top of page

Saving Keilah

In the movie “Saving Private Ryan,” a group of 8 soldiers, led by Captain Miller (played by Tom Hanks), were on a mission to save Private Ryan. During the mission, the team debated over whether they should even save Private Ryan. Ultimately, to save one man, it cost the lives of 6 soldiers, including Tom Hanks himself. At the end of the movie, we are left wondering: was it worth saving Private Ryan?

Many times in our own lives, when we have the opportunity to help others, we may ask ourselves the same question: is it worth it? It might be an opportunity to help a beggar. It may be an opportunity to help a brother-in-Christ. It could be an opportunity to help the church. Sometimes we may decide against helping because we think to ourselves it is not worth our time and effort.

In 1 Samuel 23:1-13, we read of another movie, “Saving Keilah.” In the passage, we read of David who was on the run from King Saul, along with 600 of his men. However, he heard that the city of Keilah was being besieged by the Philistines (v.1). He was therefore faced with that dilemma: should he help them or not? At the end of the account, we see that David decided to help and save the city of Keilah, despite the misgivings that he and his men had.

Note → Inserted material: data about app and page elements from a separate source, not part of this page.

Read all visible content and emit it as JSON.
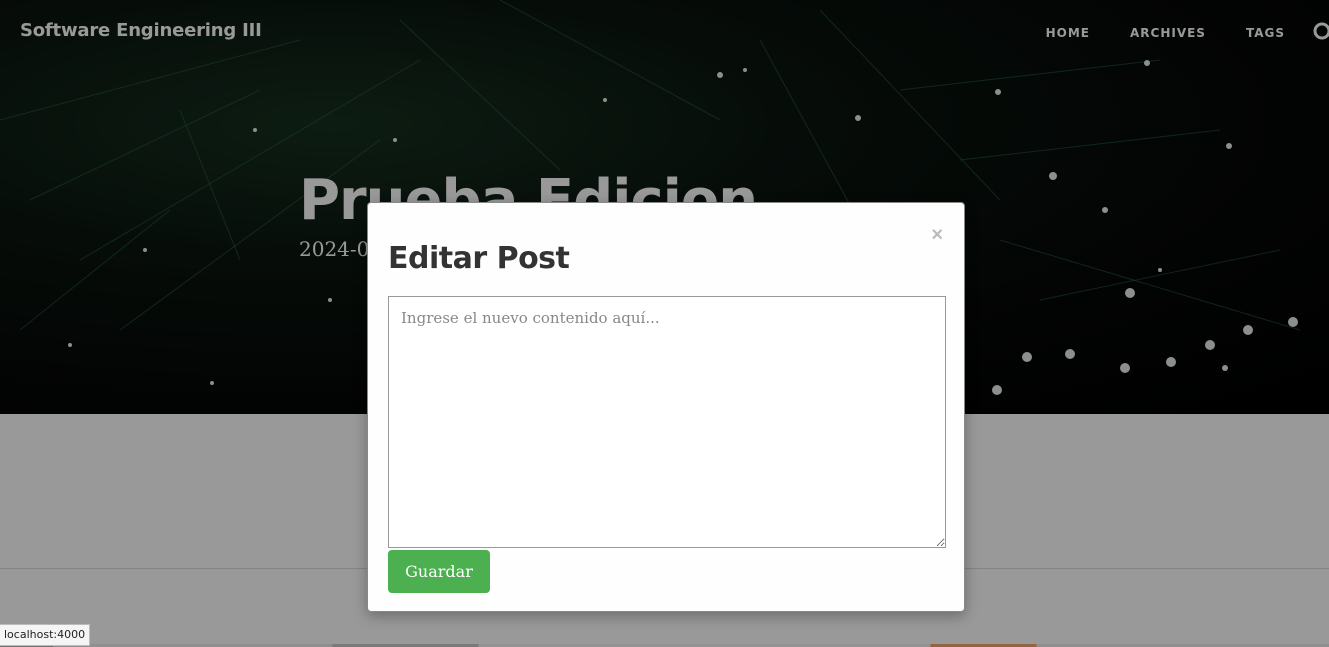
{
  "navbar": {
    "brand": "Software Engineering III",
    "links": [
      {
        "label": "HOME"
      },
      {
        "label": "ARCHIVES"
      },
      {
        "label": "TAGS"
      }
    ]
  },
  "post": {
    "title": "Prueba Edicion",
    "date": "2024-0"
  },
  "modal": {
    "close_label": "×",
    "title": "Editar Post",
    "textarea_placeholder": "Ingrese el nuevo contenido aquí...",
    "save_label": "Guardar"
  },
  "status_bar": {
    "url": "localhost:4000"
  },
  "colors": {
    "save_button": "#4caf50",
    "overlay": "rgba(0,0,0,0.4)"
  },
  "icons": {
    "github": "github-icon",
    "close": "close-icon"
  }
}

Here are 3 things we can learn from David, in making the decision to help others:


David and his men had their own worries to settle: they were struggling to stay alive and not get killed by King Saul; even in Judah they did not feel safe (v.3). To go outside to the city of Keilah and put their lives in greater danger by fighting the Philistines; that did not seem like a good idea. Furthermore, if King Saul were to ambush them at Keilah, they would be hard pressed to escape; they would be facing 2 enemies at once! Despite these misgivings, David looked beyond his own problems and went to help Keilah when they were in need.

One of the things that prevent us from helping others, or helping the church, is that we are too worried about ourselves to think of others. However, as Christians, we ought to look out for the needs of others, instead of our own (Philippians 2:3-4). The Macedonian Christians gave generously to those in need, despite their own poverty (2 Corinthians 8:1-4). Jesus Himself overlooked His own needs, and came to earth to minister to mankind (Philippians 2:5-8). God expects us to help others, and we will be judged at that last day based on whether or not we have helped others (Matthew 25:31-46). We need to look beyond ourselves, and look out for the needs of others.

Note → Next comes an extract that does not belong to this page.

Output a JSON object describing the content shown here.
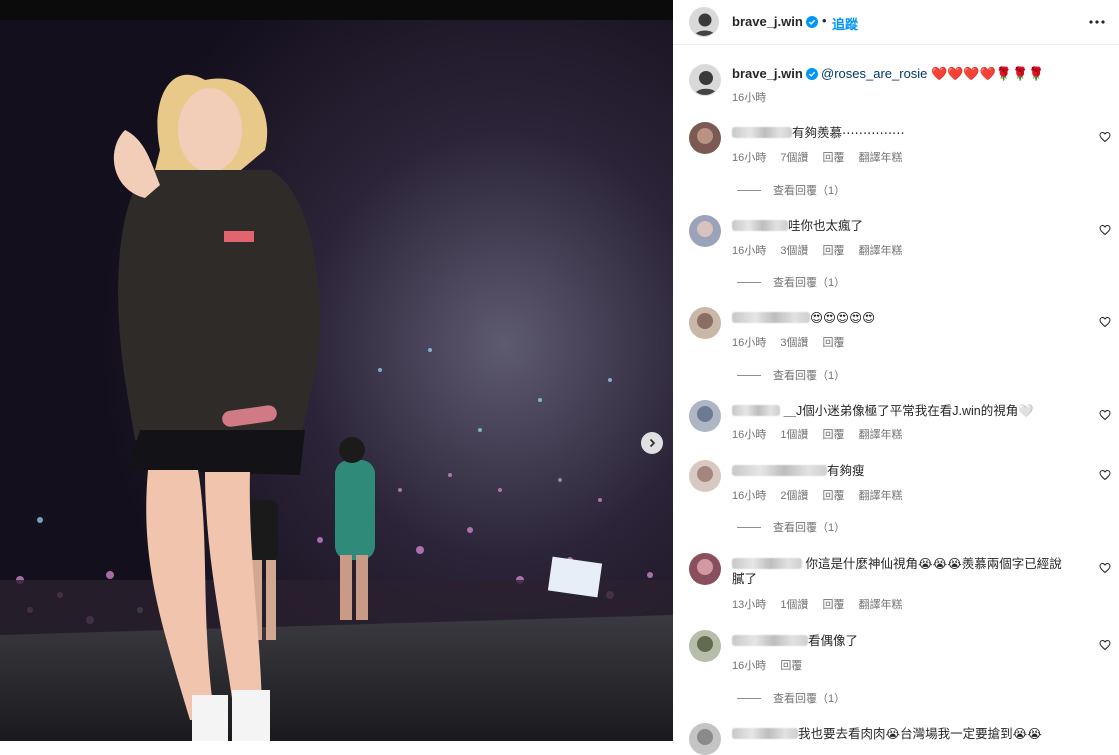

David helped Keilah despite the possibility of them betraying him. When he enquired of God, God told him that, yes, when Saul comes over, Keilah would indeed deliver David to Saul. What a betrayal! If you were David, would you have been angry with Keilah? We would probably regret saving Keilah in the first place!

One of the things that prevent us from helping others, or helping the church, is we fear our efforts will not be appreciated; or that the other party is not deserving of our help. However, as Christians, we are expected to do good to others, without expecting any reward or appreciation, and without regard for the person’s character (Galatians 6:10). In fact, Jesus exhorts us to love our enemies, and do good to those who hate us (Matthew 5:44)! Jesus Himself came to help humanity, despite knowing that they would crucify Him (Matthew 16:21; Psalm 22:16). We need to look past their flaws, and look out for them in their time of need.

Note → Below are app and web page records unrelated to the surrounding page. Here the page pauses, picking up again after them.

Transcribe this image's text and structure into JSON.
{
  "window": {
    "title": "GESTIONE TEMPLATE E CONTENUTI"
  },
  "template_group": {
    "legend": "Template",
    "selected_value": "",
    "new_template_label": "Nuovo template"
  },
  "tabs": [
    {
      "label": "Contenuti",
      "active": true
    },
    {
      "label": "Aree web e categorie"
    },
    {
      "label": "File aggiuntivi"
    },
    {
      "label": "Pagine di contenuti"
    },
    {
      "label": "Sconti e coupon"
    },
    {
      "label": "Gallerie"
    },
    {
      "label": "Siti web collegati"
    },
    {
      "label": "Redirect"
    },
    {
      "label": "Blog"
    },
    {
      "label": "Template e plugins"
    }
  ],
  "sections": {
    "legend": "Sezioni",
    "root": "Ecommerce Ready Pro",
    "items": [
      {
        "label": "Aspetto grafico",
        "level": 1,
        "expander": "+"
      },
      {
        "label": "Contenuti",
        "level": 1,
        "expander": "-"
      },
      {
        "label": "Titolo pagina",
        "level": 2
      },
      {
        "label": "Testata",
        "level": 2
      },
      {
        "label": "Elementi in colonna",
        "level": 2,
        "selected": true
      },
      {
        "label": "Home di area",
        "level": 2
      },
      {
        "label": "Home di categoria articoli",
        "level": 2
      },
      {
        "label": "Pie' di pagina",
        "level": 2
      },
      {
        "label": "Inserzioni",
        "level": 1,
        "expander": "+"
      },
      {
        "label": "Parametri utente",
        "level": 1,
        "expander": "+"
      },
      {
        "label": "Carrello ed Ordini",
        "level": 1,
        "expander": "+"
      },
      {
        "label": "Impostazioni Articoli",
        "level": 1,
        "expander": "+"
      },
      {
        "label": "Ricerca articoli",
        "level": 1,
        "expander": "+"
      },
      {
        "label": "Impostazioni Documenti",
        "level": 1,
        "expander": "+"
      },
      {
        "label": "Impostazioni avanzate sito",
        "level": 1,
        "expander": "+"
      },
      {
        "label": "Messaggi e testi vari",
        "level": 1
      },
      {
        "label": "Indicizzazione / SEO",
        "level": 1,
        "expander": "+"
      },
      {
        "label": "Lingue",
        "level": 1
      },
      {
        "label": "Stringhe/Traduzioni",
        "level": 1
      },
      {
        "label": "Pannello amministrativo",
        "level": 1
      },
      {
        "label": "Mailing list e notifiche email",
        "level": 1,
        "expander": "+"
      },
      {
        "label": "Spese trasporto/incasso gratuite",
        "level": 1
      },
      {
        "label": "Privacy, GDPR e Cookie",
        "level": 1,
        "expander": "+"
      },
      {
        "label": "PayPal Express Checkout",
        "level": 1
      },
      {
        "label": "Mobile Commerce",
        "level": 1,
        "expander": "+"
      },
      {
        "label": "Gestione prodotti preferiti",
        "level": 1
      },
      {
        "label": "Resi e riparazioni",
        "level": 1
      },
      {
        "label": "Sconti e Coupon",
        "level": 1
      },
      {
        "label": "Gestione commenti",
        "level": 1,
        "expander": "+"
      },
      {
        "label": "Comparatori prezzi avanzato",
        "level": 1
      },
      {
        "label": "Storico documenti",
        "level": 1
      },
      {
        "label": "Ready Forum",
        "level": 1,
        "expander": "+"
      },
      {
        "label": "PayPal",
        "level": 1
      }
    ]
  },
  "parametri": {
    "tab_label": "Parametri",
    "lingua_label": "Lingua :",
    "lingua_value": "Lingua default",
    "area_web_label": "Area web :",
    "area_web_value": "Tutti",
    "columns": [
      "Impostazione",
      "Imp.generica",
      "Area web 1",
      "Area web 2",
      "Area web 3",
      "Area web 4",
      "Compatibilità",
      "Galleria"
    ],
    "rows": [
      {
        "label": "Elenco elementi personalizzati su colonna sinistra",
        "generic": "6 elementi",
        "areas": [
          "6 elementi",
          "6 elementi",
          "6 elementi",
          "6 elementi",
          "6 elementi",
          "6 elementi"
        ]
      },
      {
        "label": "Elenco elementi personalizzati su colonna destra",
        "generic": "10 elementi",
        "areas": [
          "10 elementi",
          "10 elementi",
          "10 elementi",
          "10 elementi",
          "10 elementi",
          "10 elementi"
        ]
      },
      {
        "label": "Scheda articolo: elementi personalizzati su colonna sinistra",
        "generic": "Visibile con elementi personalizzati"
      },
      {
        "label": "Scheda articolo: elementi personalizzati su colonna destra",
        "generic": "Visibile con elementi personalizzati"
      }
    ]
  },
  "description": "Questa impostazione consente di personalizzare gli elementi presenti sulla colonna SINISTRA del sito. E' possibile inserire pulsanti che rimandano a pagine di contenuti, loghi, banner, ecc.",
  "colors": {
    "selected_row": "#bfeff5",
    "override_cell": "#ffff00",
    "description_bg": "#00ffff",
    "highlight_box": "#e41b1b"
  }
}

Despite the concerns that David had regarding Keilah, he always enquired of the Lord and did whatever God instructed. When God told him to save Keilah, David went. Furthermore, David trusted God, that He would deliver on His promise to deliver the Philistines into his hand. That is faith: to trust and obey.

One of the things that prevent us from helping others, or helping the church, is our lack of faith in God. We are sometimes too worried about our own situation, when instead we should be trusting God to take care of things. As Christians, we need to put God first in our lives, and trust Him to take care of us (Matthew 6:33). The Macedonian Christians are commendable in this aspect, that they gave generously to others despite their poverty; this was possible because they “first gave their own selves to the Lord” (2 Corinthians 8:5). Jesus Himself, despite His fear of impending death, committed Himself to the Father’s will in trusting obedience (Luke 22:42). We need to look to God in trusting obedience even as we look out for the needs of others.

So, was it worthwhile saving Keilah? David certainly had his reservations. However, he committed himself to helping Keilah because he looked beyond himself, looked past their flaws, and looked to God. Let us do the same, so that we can be more generous in helping others, and to be more courageous in doing the work of the Lord, and in helping the church. Let us not forget that we ourselves had been saved by Jesus, because he also looked beyond Himself, looked past our flaws, and looked to God.

bottom of page